_Activity:_ Would you filter the listing below so that only lines with the word "Verwaltung" remain?

╭─ Supplied information

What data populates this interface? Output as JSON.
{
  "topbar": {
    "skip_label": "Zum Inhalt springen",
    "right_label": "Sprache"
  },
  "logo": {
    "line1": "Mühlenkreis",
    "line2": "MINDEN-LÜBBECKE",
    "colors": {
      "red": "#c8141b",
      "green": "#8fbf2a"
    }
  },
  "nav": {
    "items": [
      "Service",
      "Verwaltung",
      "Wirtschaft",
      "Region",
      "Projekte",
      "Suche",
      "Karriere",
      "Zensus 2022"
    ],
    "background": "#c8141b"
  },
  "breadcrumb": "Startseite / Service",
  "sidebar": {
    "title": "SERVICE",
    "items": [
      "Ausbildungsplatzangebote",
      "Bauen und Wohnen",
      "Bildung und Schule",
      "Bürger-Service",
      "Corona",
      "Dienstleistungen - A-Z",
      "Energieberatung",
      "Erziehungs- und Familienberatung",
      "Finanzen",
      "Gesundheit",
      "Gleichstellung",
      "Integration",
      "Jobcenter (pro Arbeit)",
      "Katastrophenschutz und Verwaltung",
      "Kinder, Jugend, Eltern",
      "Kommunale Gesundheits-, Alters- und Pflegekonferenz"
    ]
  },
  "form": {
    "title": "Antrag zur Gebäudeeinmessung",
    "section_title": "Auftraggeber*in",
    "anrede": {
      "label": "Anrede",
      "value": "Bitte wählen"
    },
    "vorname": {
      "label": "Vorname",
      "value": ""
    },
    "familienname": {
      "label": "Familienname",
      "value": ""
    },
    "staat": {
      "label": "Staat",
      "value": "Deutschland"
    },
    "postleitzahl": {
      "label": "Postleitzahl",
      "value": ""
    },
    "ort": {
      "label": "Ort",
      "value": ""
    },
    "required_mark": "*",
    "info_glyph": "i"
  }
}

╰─

_Exercise result:_
      "Verwaltung",
      "Katastrophenschutz und Verwaltung",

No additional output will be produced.